Exercise brief: Drop every image and restate the entries below word for word.
----- Supplied data -----
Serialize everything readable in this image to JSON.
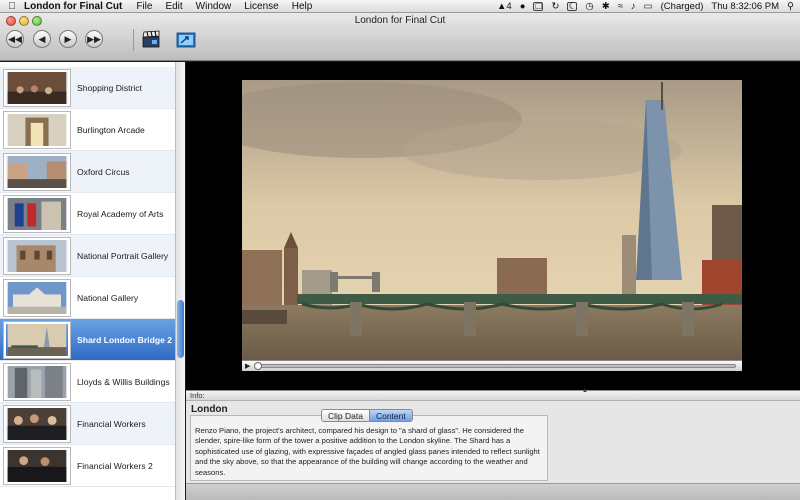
{
  "menubar": {
    "apple": "",
    "app_name": "London for Final Cut",
    "menus": [
      "File",
      "Edit",
      "Window",
      "License",
      "Help"
    ],
    "status": {
      "adobe_badge": "4",
      "battery": "(Charged)",
      "clock": "Thu 8:32:06 PM",
      "search_icon": "search-icon"
    }
  },
  "window": {
    "title": "London for Final Cut",
    "toolbar": {
      "rewind": "◀◀",
      "back": "◀",
      "play": "▶",
      "forward": "▶▶"
    }
  },
  "sidebar": {
    "items": [
      {
        "label": "Shopping District"
      },
      {
        "label": "Burlington Arcade"
      },
      {
        "label": "Oxford Circus"
      },
      {
        "label": "Royal Academy of Arts"
      },
      {
        "label": "National Portrait Gallery"
      },
      {
        "label": "National Gallery"
      },
      {
        "label": "Shard London Bridge 2",
        "selected": true
      },
      {
        "label": "Lloyds & Willis Buildings"
      },
      {
        "label": "Financial Workers"
      },
      {
        "label": "Financial Workers 2"
      }
    ]
  },
  "info": {
    "header": "Info:",
    "title": "London",
    "tabs": [
      "Clip Data",
      "Content"
    ],
    "active_tab": "Content",
    "content_text": "Renzo Piano, the project's architect, compared his design to \"a shard of glass\". He considered the slender, spire-like form of the tower a positive addition to the London skyline. The Shard has a sophisticated use of glazing, with expressive façades of angled glass panes intended to reflect sunlight and the sky above, so that the appearance of the building will change according to the weather and seasons."
  },
  "colors": {
    "selection": "#3f7bd0",
    "player_bg": "#000000",
    "sky": "#d8c7a6"
  }
}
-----
Solution below:
Serialize everything readable in this image to JSON.
{
  "menubar": {
    "apple": "",
    "app_name": "London for Final Cut",
    "menus": [
      "File",
      "Edit",
      "Window",
      "License",
      "Help"
    ],
    "status": {
      "adobe_badge": "4",
      "battery": "(Charged)",
      "clock": "Thu 8:32:06 PM",
      "search_icon": "search-icon"
    }
  },
  "window": {
    "title": "London for Final Cut",
    "toolbar": {
      "rewind": "◀◀",
      "back": "◀",
      "play": "▶",
      "forward": "▶▶"
    }
  },
  "sidebar": {
    "items": [
      {
        "label": "Shopping District"
      },
      {
        "label": "Burlington Arcade"
      },
      {
        "label": "Oxford Circus"
      },
      {
        "label": "Royal Academy of Arts"
      },
      {
        "label": "National Portrait Gallery"
      },
      {
        "label": "National Gallery"
      },
      {
        "label": "Shard London Bridge 2",
        "selected": true
      },
      {
        "label": "Lloyds & Willis Buildings"
      },
      {
        "label": "Financial Workers"
      },
      {
        "label": "Financial Workers 2"
      }
    ]
  },
  "info": {
    "header": "Info:",
    "title": "London",
    "tabs": [
      "Clip Data",
      "Content"
    ],
    "active_tab": "Content",
    "content_text": "Renzo Piano, the project's architect, compared his design to \"a shard of glass\". He considered the slender, spire-like form of the tower a positive addition to the London skyline. The Shard has a sophisticated use of glazing, with expressive façades of angled glass panes intended to reflect sunlight and the sky above, so that the appearance of the building will change according to the weather and seasons."
  },
  "colors": {
    "selection": "#3f7bd0",
    "player_bg": "#000000",
    "sky": "#d8c7a6"
  }
}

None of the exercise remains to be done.